Problem statement:
Across the records below, how many lines include the word "this"? State only the number.

Top of Data provided

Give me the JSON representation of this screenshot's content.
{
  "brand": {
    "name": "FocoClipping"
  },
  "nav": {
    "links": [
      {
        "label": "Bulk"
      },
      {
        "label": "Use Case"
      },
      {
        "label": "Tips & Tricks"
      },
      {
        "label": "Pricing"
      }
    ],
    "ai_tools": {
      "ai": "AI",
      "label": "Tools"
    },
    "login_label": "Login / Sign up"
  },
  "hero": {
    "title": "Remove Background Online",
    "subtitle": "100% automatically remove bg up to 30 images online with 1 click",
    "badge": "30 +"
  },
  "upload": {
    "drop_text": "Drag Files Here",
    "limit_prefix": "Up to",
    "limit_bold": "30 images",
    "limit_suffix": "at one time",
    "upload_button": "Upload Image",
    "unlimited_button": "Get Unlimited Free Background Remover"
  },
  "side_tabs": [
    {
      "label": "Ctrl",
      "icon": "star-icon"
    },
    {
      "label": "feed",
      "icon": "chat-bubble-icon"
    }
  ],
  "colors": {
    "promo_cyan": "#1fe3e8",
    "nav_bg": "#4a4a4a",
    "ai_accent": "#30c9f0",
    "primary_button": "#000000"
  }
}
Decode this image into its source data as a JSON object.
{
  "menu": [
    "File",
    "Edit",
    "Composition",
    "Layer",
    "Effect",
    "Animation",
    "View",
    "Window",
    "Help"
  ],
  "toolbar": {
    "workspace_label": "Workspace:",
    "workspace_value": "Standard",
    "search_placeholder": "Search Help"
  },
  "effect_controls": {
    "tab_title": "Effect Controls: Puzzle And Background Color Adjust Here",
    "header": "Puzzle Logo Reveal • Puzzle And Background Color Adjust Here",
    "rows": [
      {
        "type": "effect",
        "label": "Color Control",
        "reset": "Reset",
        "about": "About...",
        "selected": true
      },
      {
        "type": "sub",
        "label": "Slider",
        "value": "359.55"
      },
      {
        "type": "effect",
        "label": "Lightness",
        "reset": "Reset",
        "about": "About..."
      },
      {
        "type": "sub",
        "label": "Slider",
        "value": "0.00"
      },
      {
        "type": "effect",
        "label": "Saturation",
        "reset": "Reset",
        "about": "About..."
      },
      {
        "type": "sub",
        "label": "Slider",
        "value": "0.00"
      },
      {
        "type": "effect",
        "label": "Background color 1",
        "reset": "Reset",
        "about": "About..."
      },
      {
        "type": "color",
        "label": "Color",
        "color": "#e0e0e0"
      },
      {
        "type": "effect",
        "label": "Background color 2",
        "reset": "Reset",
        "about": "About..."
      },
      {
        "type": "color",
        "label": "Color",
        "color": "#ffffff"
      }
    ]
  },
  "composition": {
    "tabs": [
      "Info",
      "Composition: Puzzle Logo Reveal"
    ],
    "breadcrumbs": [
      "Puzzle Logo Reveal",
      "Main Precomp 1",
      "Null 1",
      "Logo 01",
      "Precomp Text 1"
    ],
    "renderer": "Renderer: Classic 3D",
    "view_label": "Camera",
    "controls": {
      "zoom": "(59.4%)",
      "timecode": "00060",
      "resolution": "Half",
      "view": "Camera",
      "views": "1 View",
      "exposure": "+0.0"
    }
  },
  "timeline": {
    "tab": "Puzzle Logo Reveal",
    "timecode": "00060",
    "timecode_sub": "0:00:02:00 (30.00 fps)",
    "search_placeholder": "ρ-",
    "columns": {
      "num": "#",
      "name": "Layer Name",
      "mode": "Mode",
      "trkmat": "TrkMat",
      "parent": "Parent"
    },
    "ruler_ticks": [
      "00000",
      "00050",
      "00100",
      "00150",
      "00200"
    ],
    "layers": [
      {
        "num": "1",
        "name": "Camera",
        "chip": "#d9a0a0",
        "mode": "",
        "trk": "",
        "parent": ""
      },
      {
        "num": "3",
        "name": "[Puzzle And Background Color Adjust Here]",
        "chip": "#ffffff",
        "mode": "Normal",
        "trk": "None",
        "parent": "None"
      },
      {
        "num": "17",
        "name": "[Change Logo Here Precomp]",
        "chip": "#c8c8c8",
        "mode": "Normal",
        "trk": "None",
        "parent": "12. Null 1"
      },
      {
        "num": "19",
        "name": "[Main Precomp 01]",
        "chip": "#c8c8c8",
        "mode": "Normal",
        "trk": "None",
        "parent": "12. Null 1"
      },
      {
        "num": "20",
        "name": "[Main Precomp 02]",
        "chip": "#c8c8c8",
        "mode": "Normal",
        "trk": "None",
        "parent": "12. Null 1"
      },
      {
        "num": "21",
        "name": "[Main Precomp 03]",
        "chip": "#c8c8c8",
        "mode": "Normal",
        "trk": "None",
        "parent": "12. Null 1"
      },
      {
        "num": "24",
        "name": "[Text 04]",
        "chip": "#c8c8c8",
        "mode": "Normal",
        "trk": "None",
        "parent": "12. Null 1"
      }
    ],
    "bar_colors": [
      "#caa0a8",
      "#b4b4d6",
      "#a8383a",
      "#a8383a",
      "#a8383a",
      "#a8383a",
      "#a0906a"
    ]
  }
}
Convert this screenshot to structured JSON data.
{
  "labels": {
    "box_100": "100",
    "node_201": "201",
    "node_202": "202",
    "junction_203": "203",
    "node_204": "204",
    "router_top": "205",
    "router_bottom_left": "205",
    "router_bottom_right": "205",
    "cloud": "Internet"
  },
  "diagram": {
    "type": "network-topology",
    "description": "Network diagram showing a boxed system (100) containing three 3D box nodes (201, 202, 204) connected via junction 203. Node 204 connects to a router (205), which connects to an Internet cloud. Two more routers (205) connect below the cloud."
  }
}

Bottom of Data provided

Completed task:
3